Welcome to the New York Yankees manager's chair, Joe Girardi.
Are you an idiot?
Only chip-off-the-old-block Hank Steinbrenner knew exactly the point he was trying to make when he told the New York Times that "you have to be an idiot" to "have a guy with a 100-mile-per-hour fastball and keep him as a setup guy."
The guy, of course, is Joba Chamberlain. And Steinbrenner's early frustration is understandable, given that the Yankees have been sluggish out of the gate over these first three weeks largely because Phil Hughes and Ian Kennedy are a combined 0-5 with a 9.20 ERA.
When ferreting out the idiot of whom Steinbrenner spoke, here are two very important points to remember:
-- Girardi last winter signed a three-year, $7.5 million deal to manage the Yankees that runs through 2010.
-- General manager Brian Cashman is working in the final year of his contract, and the club so far appears not to have made much of an effort to re-sign him.
That doesn't mean Cashman is a short-timer as Yankees GM. Far from it.
But as this situation develops, and as the season plays out, it definitely bears watching.
During a conversation at the club's complex in Tampa this spring, Steinbrenner was complimentary of Cashman but declined to say if or when he would get around to talking with the GM about his future beyond 2008.
"I've known Cash a long time," Steinbrenner said. "He's been with our family a long time."
Steinbrenner said then that he would discuss the future with Cashman during the season, but wouldn't be pinned down on a time.
"It'll happen when it happens," Steinbrenner said then. "The big thing with Brian is the organization he's put in place. This is not going to be based on one decision. Damon Oppenheimer as the chief of scouting obviously has paid off huge. The way he's worked with Mark Newman (senior vice-president of the Tampa-based part of the Yanks baseball operations) and Joe Girardi. ..."
So ... who's the Idiot in Yankee-land?
Could it be Girardi, who left Chamberlain out of the rotation to begin the season?
Cashman, who obviously is one of the point men in that decision?
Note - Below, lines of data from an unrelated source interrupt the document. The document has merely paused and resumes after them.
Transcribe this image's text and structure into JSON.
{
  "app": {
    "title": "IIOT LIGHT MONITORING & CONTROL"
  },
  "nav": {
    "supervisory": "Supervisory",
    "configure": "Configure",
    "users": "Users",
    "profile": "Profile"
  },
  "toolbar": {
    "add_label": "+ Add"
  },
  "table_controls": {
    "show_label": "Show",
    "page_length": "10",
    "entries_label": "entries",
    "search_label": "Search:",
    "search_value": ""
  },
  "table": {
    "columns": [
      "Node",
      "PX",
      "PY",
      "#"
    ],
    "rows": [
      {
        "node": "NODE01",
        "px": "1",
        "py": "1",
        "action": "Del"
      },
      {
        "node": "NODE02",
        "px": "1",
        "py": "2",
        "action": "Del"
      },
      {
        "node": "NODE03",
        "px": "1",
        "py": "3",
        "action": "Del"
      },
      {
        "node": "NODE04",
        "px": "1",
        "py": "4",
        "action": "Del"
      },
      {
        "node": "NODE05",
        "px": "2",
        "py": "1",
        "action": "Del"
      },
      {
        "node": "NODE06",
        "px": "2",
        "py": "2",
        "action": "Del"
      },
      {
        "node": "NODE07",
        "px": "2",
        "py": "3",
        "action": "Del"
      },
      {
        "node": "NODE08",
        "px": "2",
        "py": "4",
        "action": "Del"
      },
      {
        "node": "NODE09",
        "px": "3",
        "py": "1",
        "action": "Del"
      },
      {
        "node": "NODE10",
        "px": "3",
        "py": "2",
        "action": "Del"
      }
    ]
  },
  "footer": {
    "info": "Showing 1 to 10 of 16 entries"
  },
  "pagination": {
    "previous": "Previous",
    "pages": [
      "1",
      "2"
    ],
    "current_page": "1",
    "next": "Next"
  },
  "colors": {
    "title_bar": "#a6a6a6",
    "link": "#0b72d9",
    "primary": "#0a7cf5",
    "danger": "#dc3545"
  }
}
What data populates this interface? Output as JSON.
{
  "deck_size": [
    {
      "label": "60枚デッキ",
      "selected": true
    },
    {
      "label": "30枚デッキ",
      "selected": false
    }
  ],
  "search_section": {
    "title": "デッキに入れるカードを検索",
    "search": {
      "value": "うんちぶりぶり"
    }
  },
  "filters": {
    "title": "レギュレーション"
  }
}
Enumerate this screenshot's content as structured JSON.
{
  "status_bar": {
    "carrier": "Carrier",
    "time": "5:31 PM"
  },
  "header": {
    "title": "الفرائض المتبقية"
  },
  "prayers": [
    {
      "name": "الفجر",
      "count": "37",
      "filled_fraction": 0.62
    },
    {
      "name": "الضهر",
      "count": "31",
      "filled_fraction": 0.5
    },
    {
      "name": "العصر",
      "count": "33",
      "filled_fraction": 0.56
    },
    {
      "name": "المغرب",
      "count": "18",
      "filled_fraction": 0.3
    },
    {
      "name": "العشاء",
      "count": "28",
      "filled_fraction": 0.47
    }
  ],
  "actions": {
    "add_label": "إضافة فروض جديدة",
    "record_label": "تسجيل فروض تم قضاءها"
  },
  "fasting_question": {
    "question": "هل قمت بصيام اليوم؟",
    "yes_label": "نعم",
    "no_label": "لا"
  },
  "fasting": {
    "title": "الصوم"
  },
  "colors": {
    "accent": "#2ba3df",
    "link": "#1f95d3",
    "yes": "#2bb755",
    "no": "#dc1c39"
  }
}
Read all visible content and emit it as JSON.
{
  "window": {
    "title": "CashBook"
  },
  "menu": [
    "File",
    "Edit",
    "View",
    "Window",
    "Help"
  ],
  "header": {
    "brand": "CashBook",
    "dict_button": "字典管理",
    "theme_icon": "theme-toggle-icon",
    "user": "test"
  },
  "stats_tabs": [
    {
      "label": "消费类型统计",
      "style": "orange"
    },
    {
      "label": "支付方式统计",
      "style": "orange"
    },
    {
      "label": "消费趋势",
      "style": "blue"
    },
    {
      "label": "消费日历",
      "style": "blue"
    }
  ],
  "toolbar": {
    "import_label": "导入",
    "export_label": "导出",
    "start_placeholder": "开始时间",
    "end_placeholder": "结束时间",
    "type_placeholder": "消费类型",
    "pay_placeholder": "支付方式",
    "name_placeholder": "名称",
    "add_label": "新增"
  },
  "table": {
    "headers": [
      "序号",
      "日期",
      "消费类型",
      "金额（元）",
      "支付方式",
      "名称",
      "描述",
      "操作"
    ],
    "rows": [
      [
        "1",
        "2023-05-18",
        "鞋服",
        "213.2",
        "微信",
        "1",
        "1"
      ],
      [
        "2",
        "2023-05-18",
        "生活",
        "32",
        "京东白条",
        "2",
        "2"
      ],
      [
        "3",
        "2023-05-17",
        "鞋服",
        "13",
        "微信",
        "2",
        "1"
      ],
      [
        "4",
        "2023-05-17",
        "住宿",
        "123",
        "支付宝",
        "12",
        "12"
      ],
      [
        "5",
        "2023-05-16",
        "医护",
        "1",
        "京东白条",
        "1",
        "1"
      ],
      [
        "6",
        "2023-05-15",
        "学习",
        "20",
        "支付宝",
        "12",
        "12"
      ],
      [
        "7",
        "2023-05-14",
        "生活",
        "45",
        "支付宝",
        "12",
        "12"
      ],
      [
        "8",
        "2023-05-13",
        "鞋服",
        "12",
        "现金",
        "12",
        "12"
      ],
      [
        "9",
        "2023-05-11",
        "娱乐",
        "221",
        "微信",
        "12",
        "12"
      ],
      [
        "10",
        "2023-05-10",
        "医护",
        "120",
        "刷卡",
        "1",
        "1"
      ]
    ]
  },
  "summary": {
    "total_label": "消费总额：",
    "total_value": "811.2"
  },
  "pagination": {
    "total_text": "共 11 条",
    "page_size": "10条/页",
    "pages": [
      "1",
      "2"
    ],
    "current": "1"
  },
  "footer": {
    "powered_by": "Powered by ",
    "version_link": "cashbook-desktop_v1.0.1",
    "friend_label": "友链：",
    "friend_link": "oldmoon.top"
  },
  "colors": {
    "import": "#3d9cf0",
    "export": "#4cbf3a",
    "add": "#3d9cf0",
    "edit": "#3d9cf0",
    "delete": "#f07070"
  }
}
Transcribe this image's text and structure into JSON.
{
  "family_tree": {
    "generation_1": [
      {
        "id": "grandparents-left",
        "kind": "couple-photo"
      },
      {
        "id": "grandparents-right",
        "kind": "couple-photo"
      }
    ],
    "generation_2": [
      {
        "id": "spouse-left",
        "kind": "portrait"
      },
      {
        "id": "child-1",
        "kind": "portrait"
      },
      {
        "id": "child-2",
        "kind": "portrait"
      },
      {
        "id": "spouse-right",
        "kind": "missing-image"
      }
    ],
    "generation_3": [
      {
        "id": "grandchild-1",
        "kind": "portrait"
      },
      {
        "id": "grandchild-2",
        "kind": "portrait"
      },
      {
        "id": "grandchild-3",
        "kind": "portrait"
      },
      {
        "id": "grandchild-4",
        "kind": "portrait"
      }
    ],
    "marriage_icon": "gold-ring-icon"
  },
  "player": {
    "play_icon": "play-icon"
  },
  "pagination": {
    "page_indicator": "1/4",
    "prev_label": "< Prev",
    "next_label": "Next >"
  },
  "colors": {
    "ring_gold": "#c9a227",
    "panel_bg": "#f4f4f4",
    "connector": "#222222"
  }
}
During that same conversation this spring, Steinbrenner spoke glowingly of Girardi.
"I love what he does," Steinbrenner said. "I love what he's doing. I really do. It's more a combination of things. (The players) like him and respect him, and I think there's even a little fear. He can be intimidating. He's a tough guy."
The plan all along has been to start the 22-year-old Chamberlain in the bullpen as a way of controlling his innings-pitched odometer. At three different minor-league levels and with the Yankees last season, he threw a combined total of 112 1/3 innings.
Say he opened the season as a starter and averaged six innings a start -- he'd already be at the 112-inning mark in his 19th start. And that's barely halfway through a full season. Big-league starters usually make somewhere around 32, 33 starts per summer.
Point is, the opposite of Steinbrenner's statement is true, too: You would have to be an idiot to put a still-developing Chamberlain into the rotation and expect him not to wear out before the finish line.
It was an organizational decision this spring -- not the edict of one man, like Girardi or Cashman -- to use Chamberlain as a set-up man early and then move him into the rotation later this season.
But like anything else when a fiery Steinbrenner is in charge of the Yankees, one man just may take the blame if the whole thing goes up in smoke.
We all know Johnny Damon was a self-proclaimed Idiot when he was playing for Boston in his previous life.
You don't suppose Steinbrenner was referring to him, do you?